- _Work to be completed_
Report how many lines of the data contain the string "title". Add nothing.

App and web page records
>>

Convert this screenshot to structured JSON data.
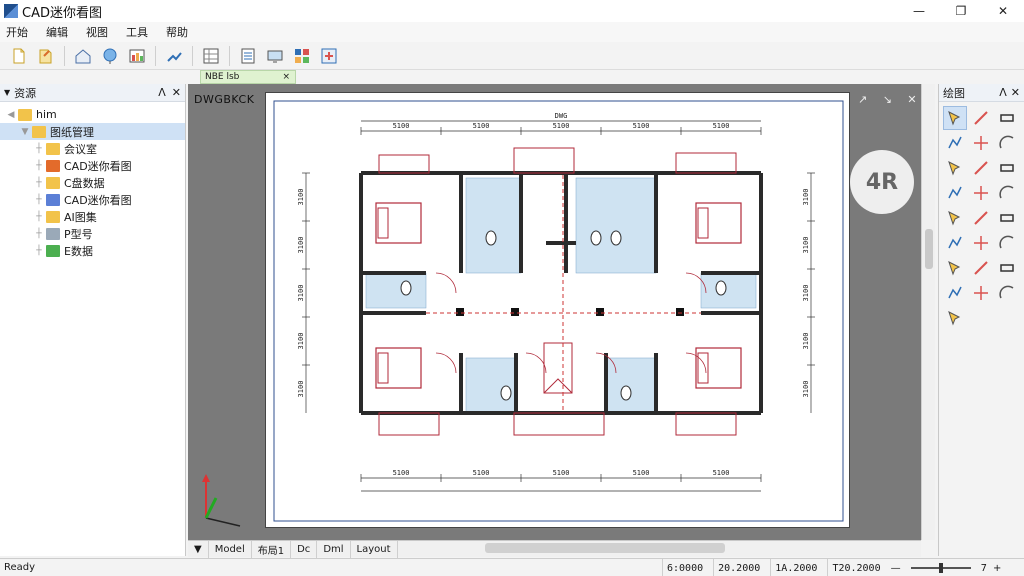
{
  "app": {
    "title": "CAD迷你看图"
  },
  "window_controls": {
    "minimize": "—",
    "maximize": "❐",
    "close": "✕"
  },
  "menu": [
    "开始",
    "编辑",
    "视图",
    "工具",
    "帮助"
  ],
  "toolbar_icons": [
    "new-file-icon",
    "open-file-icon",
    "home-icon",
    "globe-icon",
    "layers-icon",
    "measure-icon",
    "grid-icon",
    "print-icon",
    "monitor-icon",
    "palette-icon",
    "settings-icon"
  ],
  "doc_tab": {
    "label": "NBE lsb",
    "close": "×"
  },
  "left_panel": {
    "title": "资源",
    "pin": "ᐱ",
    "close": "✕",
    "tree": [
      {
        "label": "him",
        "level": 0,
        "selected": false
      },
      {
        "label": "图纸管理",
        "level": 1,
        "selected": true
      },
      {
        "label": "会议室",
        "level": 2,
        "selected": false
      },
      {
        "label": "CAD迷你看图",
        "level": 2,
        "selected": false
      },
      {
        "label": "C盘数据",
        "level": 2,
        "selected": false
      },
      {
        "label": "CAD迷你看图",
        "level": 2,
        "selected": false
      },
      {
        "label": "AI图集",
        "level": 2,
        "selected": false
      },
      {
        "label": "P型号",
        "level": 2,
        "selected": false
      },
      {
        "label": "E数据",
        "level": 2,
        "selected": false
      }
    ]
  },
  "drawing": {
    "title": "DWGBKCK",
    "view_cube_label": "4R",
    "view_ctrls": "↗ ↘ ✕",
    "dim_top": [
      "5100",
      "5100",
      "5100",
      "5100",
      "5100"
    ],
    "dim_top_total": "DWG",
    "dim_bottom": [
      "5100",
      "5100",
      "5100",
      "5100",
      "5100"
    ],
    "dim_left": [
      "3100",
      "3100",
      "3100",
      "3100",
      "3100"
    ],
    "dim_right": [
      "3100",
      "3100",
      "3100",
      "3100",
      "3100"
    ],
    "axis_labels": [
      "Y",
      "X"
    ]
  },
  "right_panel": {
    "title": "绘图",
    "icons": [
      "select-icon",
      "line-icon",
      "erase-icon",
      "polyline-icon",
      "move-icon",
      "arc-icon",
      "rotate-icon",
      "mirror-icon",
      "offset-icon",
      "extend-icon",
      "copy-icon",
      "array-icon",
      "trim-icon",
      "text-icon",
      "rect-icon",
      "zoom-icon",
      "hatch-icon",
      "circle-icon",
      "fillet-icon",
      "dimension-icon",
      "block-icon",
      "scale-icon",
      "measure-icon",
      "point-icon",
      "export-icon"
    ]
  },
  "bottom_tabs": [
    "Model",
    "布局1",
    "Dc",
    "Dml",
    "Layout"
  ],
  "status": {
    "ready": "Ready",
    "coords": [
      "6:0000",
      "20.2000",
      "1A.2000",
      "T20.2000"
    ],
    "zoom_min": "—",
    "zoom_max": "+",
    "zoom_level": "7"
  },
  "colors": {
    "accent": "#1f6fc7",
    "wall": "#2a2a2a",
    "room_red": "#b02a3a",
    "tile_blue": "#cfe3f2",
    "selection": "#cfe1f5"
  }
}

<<

- _Result of this exercise_
4